__INFORMATION SUPPLIED__.
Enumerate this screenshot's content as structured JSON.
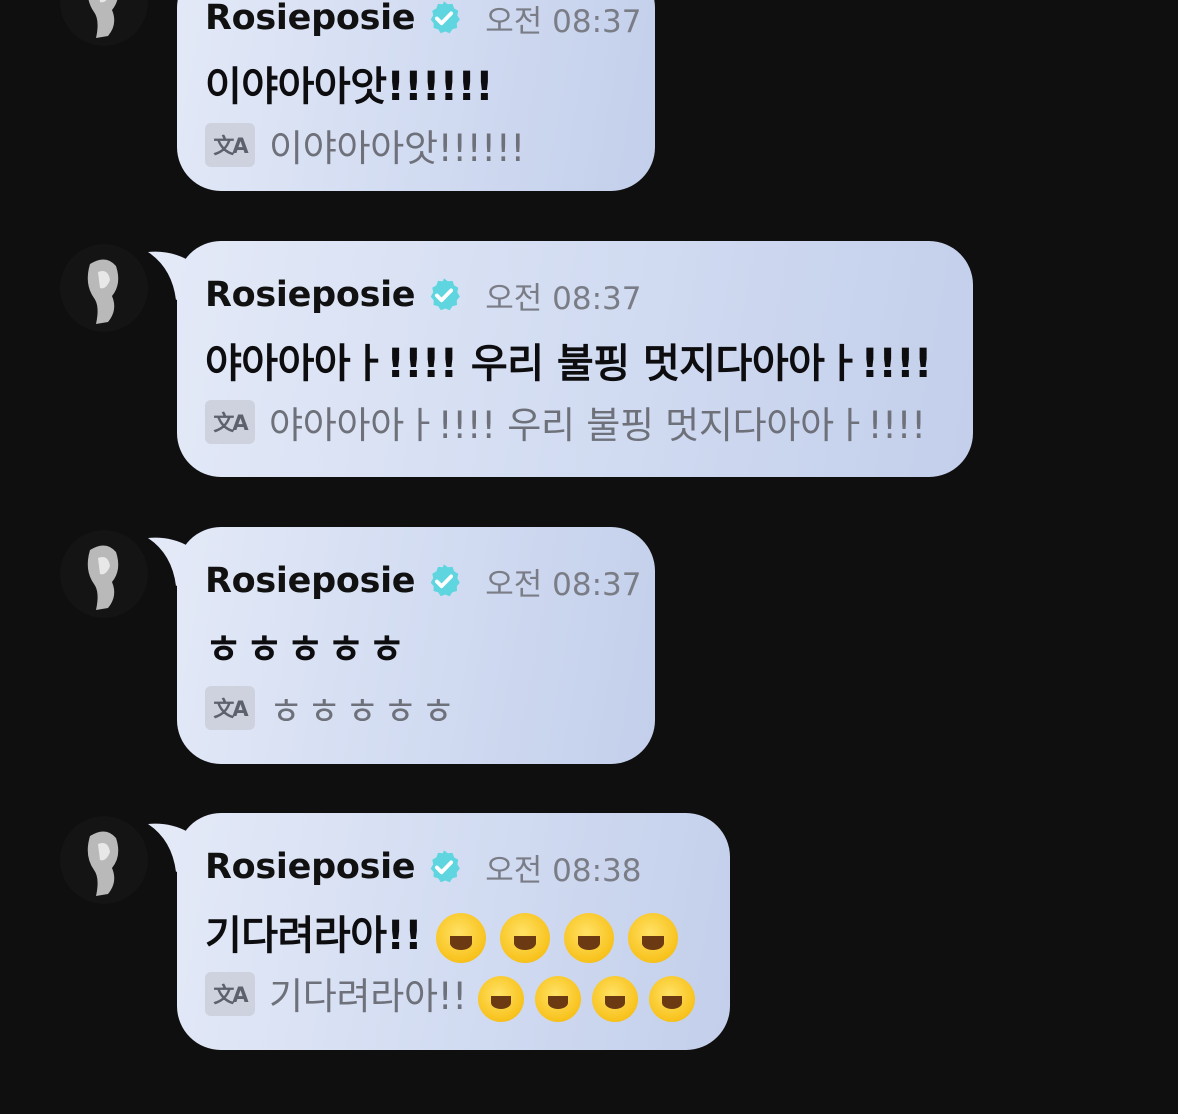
{
  "messages": [
    {
      "sender": "Rosieposie",
      "time": "오전 08:37",
      "text": "이야아아앗!!!!!!",
      "translation": "이야아아앗!!!!!!",
      "emoji_count": 0
    },
    {
      "sender": "Rosieposie",
      "time": "오전 08:37",
      "text": "야아아아ㅏ!!!! 우리 불핑 멋지다아아ㅏ!!!!",
      "translation": "야아아아ㅏ!!!! 우리 불핑 멋지다아아ㅏ!!!!",
      "emoji_count": 0
    },
    {
      "sender": "Rosieposie",
      "time": "오전 08:37",
      "text": "ㅎㅎㅎㅎㅎ",
      "translation": "ㅎㅎㅎㅎㅎ",
      "emoji_count": 0
    },
    {
      "sender": "Rosieposie",
      "time": "오전 08:38",
      "text": "기다려라아!!",
      "translation": "기다려라아!!",
      "emoji": "rolling-on-floor-laughing",
      "emoji_count": 4
    }
  ],
  "icons": {
    "verified": "verified-badge-icon",
    "translate": "translate-icon",
    "translate_glyph": "文A"
  },
  "colors": {
    "background": "#0f0f10",
    "verified": "#5fd5e0",
    "bubble_start": "#e3e9f7",
    "bubble_end": "#c3cfeb",
    "time_text": "#7a7d86"
  }
}
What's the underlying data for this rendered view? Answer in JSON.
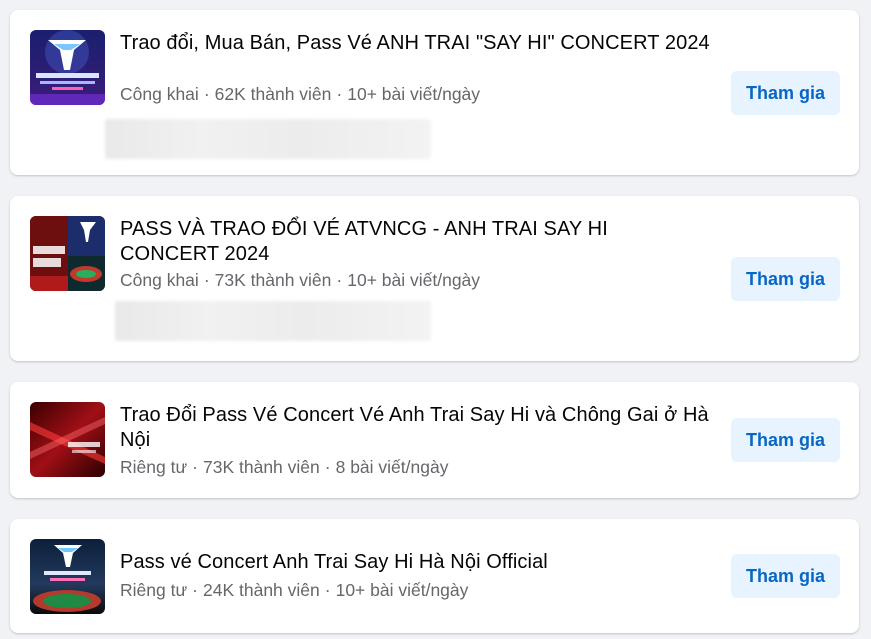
{
  "groups": [
    {
      "title": "Trao đổi, Mua Bán, Pass Vé ANH TRAI \"SAY HI\" CONCERT 2024",
      "privacy": "Công khai",
      "members": "62K thành viên",
      "posts": "10+ bài viết/ngày",
      "join_label": "Tham gia",
      "thumb_icon": "concert-poster-logo"
    },
    {
      "title": "PASS VÀ TRAO ĐỔI VÉ ATVNCG - ANH TRAI SAY HI CONCERT 2024",
      "privacy": "Công khai",
      "members": "73K thành viên",
      "posts": "10+ bài viết/ngày",
      "join_label": "Tham gia",
      "thumb_icon": "concert-poster-collage"
    },
    {
      "title": "Trao Đổi Pass Vé Concert Vé Anh Trai Say Hi và Chông Gai ở Hà Nội",
      "privacy": "Riêng tư",
      "members": "73K thành viên",
      "posts": "8 bài viết/ngày",
      "join_label": "Tham gia",
      "thumb_icon": "concert-poster-red"
    },
    {
      "title": "Pass vé Concert Anh Trai Say Hi Hà Nội Official",
      "privacy": "Riêng tư",
      "members": "24K thành viên",
      "posts": "10+ bài viết/ngày",
      "join_label": "Tham gia",
      "thumb_icon": "concert-poster-stadium"
    }
  ],
  "colors": {
    "page_background": "#f0f2f5",
    "card_background": "#ffffff",
    "title_text": "#050505",
    "meta_text": "#65676b",
    "button_background": "#e7f3ff",
    "button_text": "#0866c6"
  }
}
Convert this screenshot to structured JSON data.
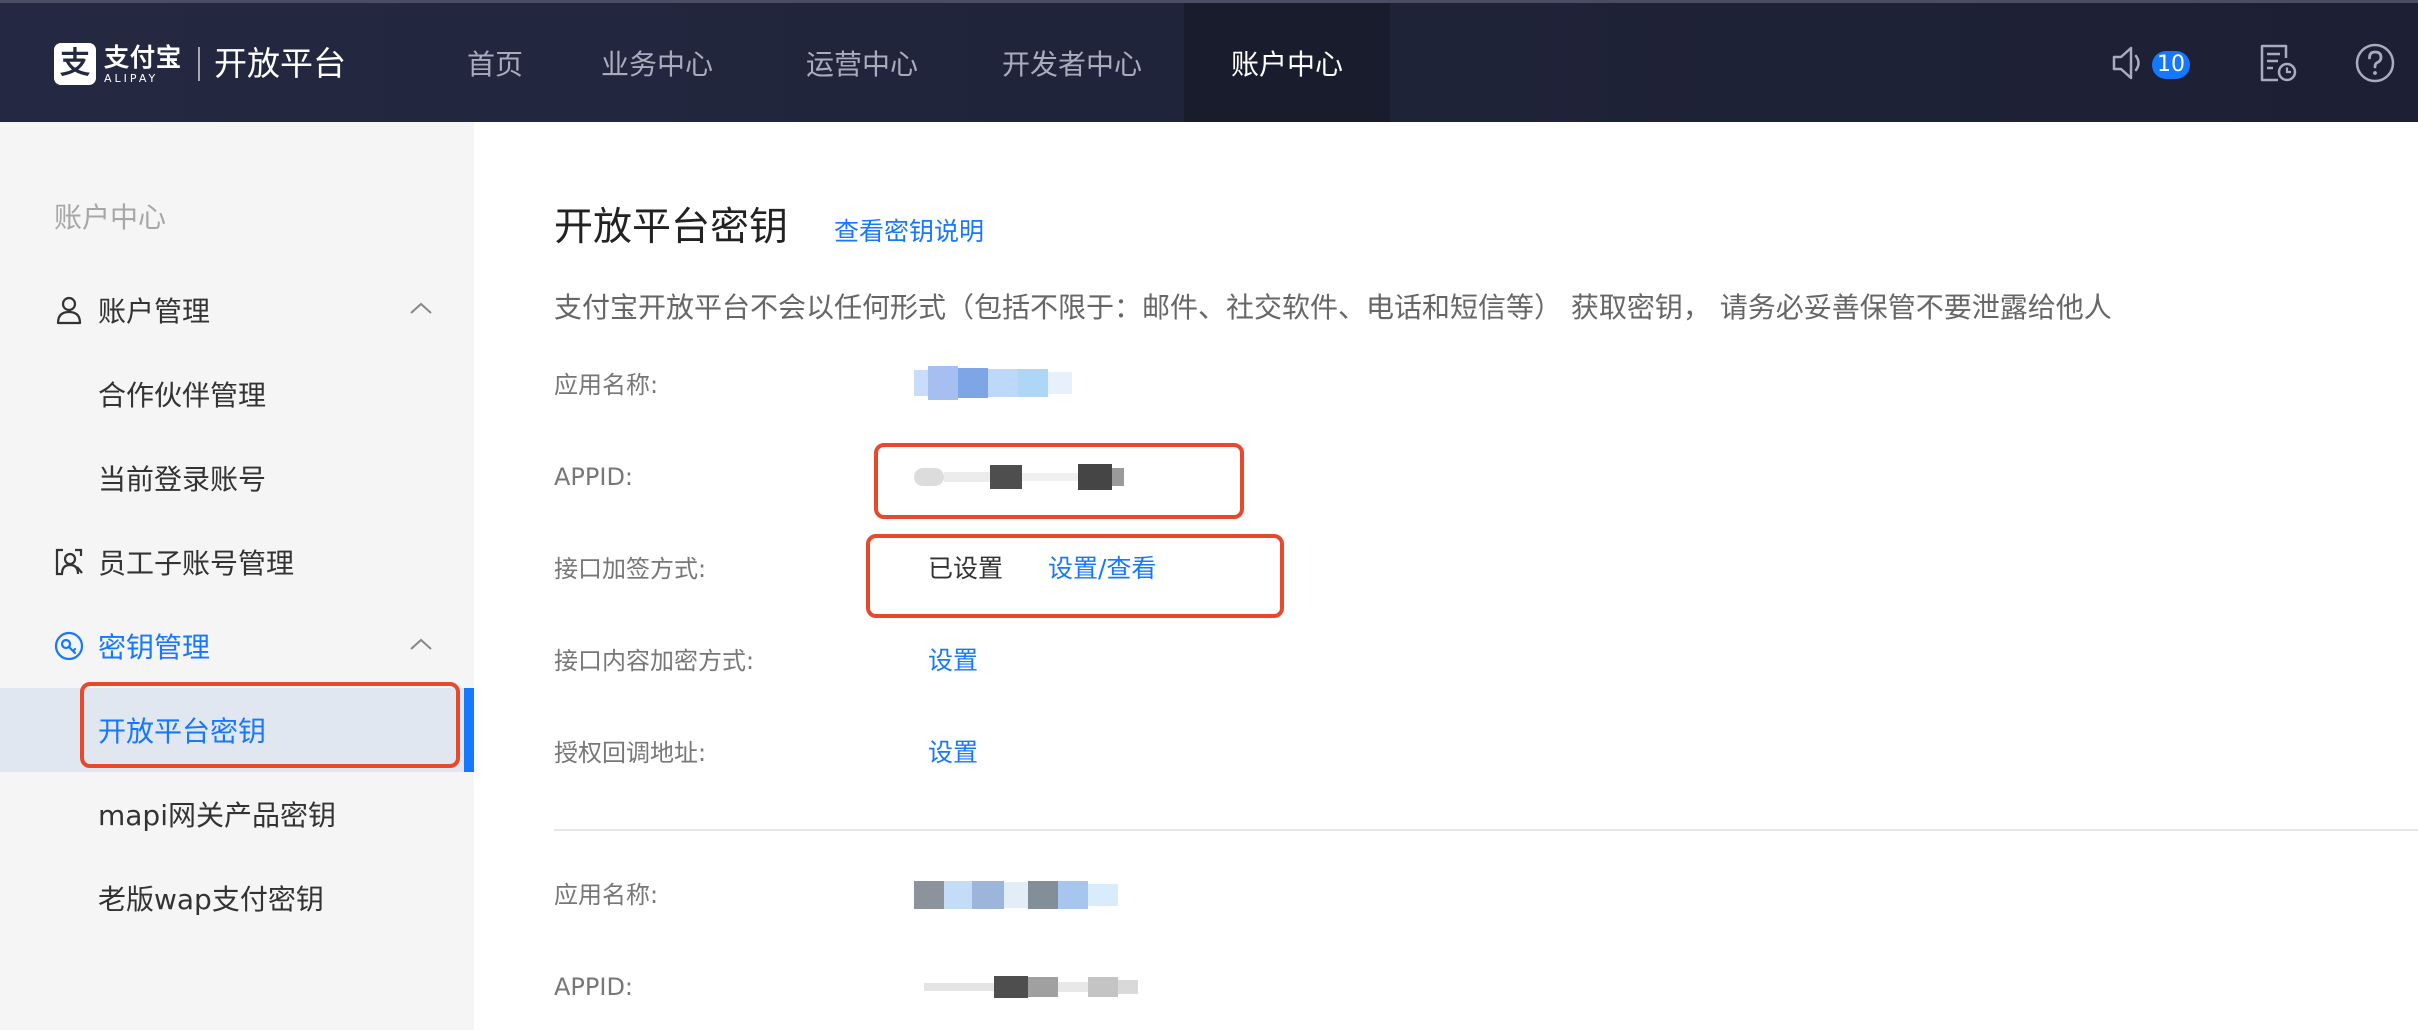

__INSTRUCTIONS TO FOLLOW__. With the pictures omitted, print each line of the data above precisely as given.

__SOLUTION FOR THIS PROBLEM__.
Enumerate this screenshot's content as structured JSON.
{
  "messages": [
    {
      "sender": "Rosieposie",
      "time": "오전 08:37",
      "text": "이야아아앗!!!!!!",
      "translation": "이야아아앗!!!!!!",
      "emoji_count": 0
    },
    {
      "sender": "Rosieposie",
      "time": "오전 08:37",
      "text": "야아아아ㅏ!!!! 우리 불핑 멋지다아아ㅏ!!!!",
      "translation": "야아아아ㅏ!!!! 우리 불핑 멋지다아아ㅏ!!!!",
      "emoji_count": 0
    },
    {
      "sender": "Rosieposie",
      "time": "오전 08:37",
      "text": "ㅎㅎㅎㅎㅎ",
      "translation": "ㅎㅎㅎㅎㅎ",
      "emoji_count": 0
    },
    {
      "sender": "Rosieposie",
      "time": "오전 08:38",
      "text": "기다려라아!!",
      "translation": "기다려라아!!",
      "emoji": "rolling-on-floor-laughing",
      "emoji_count": 4
    }
  ],
  "icons": {
    "verified": "verified-badge-icon",
    "translate": "translate-icon",
    "translate_glyph": "文A"
  },
  "colors": {
    "background": "#0f0f10",
    "verified": "#5fd5e0",
    "bubble_start": "#e3e9f7",
    "bubble_end": "#c3cfeb",
    "time_text": "#7a7d86"
  }
}
What's the underlying data for this rendered view? Answer in JSON.
{
  "groups": [
    {
      "title": "Trao đổi, Mua Bán, Pass Vé ANH TRAI \"SAY HI\" CONCERT 2024",
      "privacy": "Công khai",
      "members": "62K thành viên",
      "posts": "10+ bài viết/ngày",
      "join_label": "Tham gia",
      "thumb_icon": "concert-poster-logo"
    },
    {
      "title": "PASS VÀ TRAO ĐỔI VÉ ATVNCG - ANH TRAI SAY HI CONCERT 2024",
      "privacy": "Công khai",
      "members": "73K thành viên",
      "posts": "10+ bài viết/ngày",
      "join_label": "Tham gia",
      "thumb_icon": "concert-poster-collage"
    },
    {
      "title": "Trao Đổi Pass Vé Concert Vé Anh Trai Say Hi và Chông Gai ở Hà Nội",
      "privacy": "Riêng tư",
      "members": "73K thành viên",
      "posts": "8 bài viết/ngày",
      "join_label": "Tham gia",
      "thumb_icon": "concert-poster-red"
    },
    {
      "title": "Pass vé Concert Anh Trai Say Hi Hà Nội Official",
      "privacy": "Riêng tư",
      "members": "24K thành viên",
      "posts": "10+ bài viết/ngày",
      "join_label": "Tham gia",
      "thumb_icon": "concert-poster-stadium"
    }
  ],
  "colors": {
    "page_background": "#f0f2f5",
    "card_background": "#ffffff",
    "title_text": "#050505",
    "meta_text": "#65676b",
    "button_background": "#e7f3ff",
    "button_text": "#0866c6"
  }
}
Convert this screenshot to structured JSON data.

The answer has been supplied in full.